---- Given data
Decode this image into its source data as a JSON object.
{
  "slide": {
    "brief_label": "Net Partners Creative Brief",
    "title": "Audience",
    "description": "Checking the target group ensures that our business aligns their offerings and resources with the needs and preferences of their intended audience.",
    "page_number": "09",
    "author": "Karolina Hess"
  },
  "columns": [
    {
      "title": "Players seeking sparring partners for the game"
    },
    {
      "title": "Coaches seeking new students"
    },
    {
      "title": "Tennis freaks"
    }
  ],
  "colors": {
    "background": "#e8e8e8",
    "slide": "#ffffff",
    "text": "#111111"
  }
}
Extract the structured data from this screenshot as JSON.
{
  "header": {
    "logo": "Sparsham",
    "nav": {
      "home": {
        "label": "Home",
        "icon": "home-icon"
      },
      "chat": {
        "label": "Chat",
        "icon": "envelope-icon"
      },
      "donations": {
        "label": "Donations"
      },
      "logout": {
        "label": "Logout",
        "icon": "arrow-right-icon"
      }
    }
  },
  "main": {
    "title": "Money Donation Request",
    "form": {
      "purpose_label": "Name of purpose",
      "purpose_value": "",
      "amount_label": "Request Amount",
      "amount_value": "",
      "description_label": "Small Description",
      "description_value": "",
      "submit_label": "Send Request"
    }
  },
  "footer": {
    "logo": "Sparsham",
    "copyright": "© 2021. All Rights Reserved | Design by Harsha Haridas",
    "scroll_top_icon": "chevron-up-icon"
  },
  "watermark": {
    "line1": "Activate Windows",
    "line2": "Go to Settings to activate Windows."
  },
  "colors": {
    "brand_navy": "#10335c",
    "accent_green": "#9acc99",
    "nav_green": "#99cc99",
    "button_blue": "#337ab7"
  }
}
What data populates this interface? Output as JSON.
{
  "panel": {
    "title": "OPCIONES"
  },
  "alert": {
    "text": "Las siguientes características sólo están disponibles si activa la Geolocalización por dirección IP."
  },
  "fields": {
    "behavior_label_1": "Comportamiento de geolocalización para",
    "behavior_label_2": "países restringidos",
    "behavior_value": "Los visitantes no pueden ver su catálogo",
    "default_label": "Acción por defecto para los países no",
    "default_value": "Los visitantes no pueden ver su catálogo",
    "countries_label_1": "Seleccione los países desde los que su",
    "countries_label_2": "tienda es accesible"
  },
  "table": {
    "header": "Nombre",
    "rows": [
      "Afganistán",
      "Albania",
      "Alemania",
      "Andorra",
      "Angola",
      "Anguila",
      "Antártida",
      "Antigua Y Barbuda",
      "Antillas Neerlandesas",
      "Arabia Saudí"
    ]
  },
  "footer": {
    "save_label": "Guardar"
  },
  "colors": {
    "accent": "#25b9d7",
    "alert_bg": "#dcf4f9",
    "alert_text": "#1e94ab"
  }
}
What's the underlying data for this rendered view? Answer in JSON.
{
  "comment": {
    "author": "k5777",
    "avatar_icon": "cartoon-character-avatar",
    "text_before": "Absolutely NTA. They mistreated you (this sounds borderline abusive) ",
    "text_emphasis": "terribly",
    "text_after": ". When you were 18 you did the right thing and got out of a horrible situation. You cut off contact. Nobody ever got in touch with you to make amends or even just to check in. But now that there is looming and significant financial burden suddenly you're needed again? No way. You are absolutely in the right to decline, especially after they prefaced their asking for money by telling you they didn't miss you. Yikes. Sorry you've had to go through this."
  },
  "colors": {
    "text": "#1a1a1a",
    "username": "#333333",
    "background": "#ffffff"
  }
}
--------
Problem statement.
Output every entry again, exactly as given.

Exercise result.
Decode this image into its source data as a JSON object.
{
  "slide": {
    "brief_label": "Net Partners Creative Brief",
    "title": "Audience",
    "description": "Checking the target group ensures that our business aligns their offerings and resources with the needs and preferences of their intended audience.",
    "page_number": "09",
    "author": "Karolina Hess"
  },
  "columns": [
    {
      "title": "Players seeking sparring partners for the game"
    },
    {
      "title": "Coaches seeking new students"
    },
    {
      "title": "Tennis freaks"
    }
  ],
  "colors": {
    "background": "#e8e8e8",
    "slide": "#ffffff",
    "text": "#111111"
  }
}
Extract the structured data from this screenshot as JSON.
{
  "header": {
    "logo": "Sparsham",
    "nav": {
      "home": {
        "label": "Home",
        "icon": "home-icon"
      },
      "chat": {
        "label": "Chat",
        "icon": "envelope-icon"
      },
      "donations": {
        "label": "Donations"
      },
      "logout": {
        "label": "Logout",
        "icon": "arrow-right-icon"
      }
    }
  },
  "main": {
    "title": "Money Donation Request",
    "form": {
      "purpose_label": "Name of purpose",
      "purpose_value": "",
      "amount_label": "Request Amount",
      "amount_value": "",
      "description_label": "Small Description",
      "description_value": "",
      "submit_label": "Send Request"
    }
  },
  "footer": {
    "logo": "Sparsham",
    "copyright": "© 2021. All Rights Reserved | Design by Harsha Haridas",
    "scroll_top_icon": "chevron-up-icon"
  },
  "watermark": {
    "line1": "Activate Windows",
    "line2": "Go to Settings to activate Windows."
  },
  "colors": {
    "brand_navy": "#10335c",
    "accent_green": "#9acc99",
    "nav_green": "#99cc99",
    "button_blue": "#337ab7"
  }
}
What data populates this interface? Output as JSON.
{
  "panel": {
    "title": "OPCIONES"
  },
  "alert": {
    "text": "Las siguientes características sólo están disponibles si activa la Geolocalización por dirección IP."
  },
  "fields": {
    "behavior_label_1": "Comportamiento de geolocalización para",
    "behavior_label_2": "países restringidos",
    "behavior_value": "Los visitantes no pueden ver su catálogo",
    "default_label": "Acción por defecto para los países no",
    "default_value": "Los visitantes no pueden ver su catálogo",
    "countries_label_1": "Seleccione los países desde los que su",
    "countries_label_2": "tienda es accesible"
  },
  "table": {
    "header": "Nombre",
    "rows": [
      "Afganistán",
      "Albania",
      "Alemania",
      "Andorra",
      "Angola",
      "Anguila",
      "Antártida",
      "Antigua Y Barbuda",
      "Antillas Neerlandesas",
      "Arabia Saudí"
    ]
  },
  "footer": {
    "save_label": "Guardar"
  },
  "colors": {
    "accent": "#25b9d7",
    "alert_bg": "#dcf4f9",
    "alert_text": "#1e94ab"
  }
}
What's the underlying data for this rendered view? Answer in JSON.
{
  "comment": {
    "author": "k5777",
    "avatar_icon": "cartoon-character-avatar",
    "text_before": "Absolutely NTA. They mistreated you (this sounds borderline abusive) ",
    "text_emphasis": "terribly",
    "text_after": ". When you were 18 you did the right thing and got out of a horrible situation. You cut off contact. Nobody ever got in touch with you to make amends or even just to check in. But now that there is looming and significant financial burden suddenly you're needed again? No way. You are absolutely in the right to decline, especially after they prefaced their asking for money by telling you they didn't miss you. Yikes. Sorry you've had to go through this."
  },
  "colors": {
    "text": "#1a1a1a",
    "username": "#333333",
    "background": "#ffffff"
  }
}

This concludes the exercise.